Data in this exercise START

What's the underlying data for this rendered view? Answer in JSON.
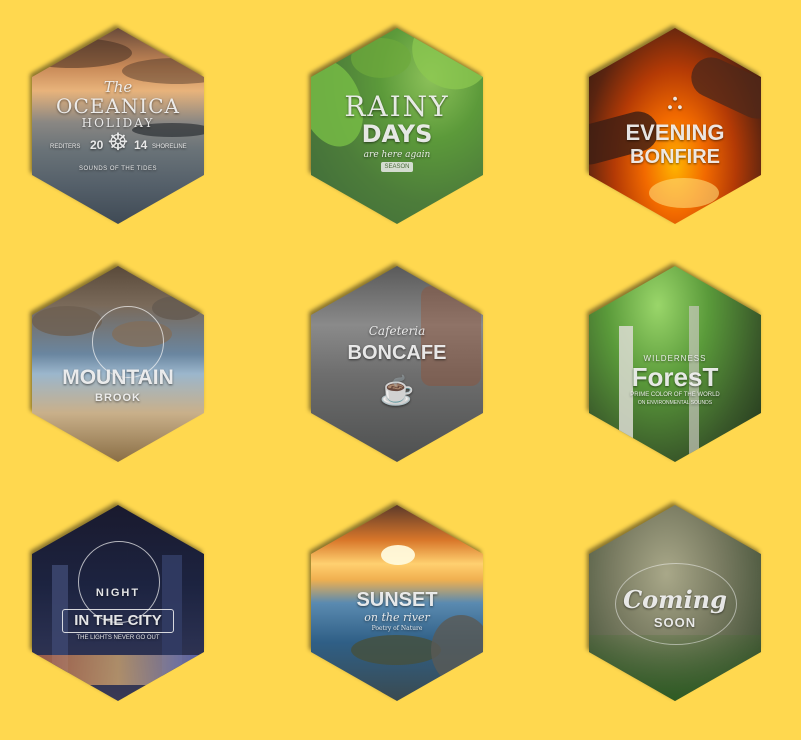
{
  "tiles": [
    {
      "id": "oceanica-holiday",
      "lines": {
        "script": "The",
        "title": "OCEANICA",
        "subtitle": "HOLIDAY",
        "left_tag": "REDITERS",
        "year_left": "20",
        "year_right": "14",
        "right_tag": "SHORELINE",
        "tagline": "SOUNDS OF THE TIDES"
      }
    },
    {
      "id": "rainy-days",
      "lines": {
        "title": "RAINY",
        "subtitle": "DAYS",
        "script": "are here again",
        "badge": "SEASON"
      }
    },
    {
      "id": "evening-bonfire",
      "lines": {
        "title": "EVENING",
        "subtitle": "BONFIRE"
      }
    },
    {
      "id": "mountain-brook",
      "lines": {
        "title": "MOUNTAIN",
        "subtitle": "BROOK"
      }
    },
    {
      "id": "cafeteria-boncafe",
      "lines": {
        "script": "Cafeteria",
        "title": "BONCAFE"
      }
    },
    {
      "id": "wilderness-forest",
      "lines": {
        "top": "WILDERNESS",
        "title": "ForesT",
        "tagline": "PRIME COLOR OF THE WORLD",
        "small": "ON ENVIRONMENTAL SOUNDS"
      }
    },
    {
      "id": "night-in-the-city",
      "lines": {
        "top": "NIGHT",
        "title": "IN THE CITY",
        "tagline": "THE LIGHTS NEVER GO OUT"
      }
    },
    {
      "id": "sunset-on-the-river",
      "lines": {
        "title": "SUNSET",
        "script": "on the river",
        "tagline": "Poetry of Nature"
      }
    },
    {
      "id": "coming-soon",
      "lines": {
        "script": "Coming",
        "title": "SOON"
      }
    }
  ]
}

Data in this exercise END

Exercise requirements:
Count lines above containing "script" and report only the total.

Your response:
5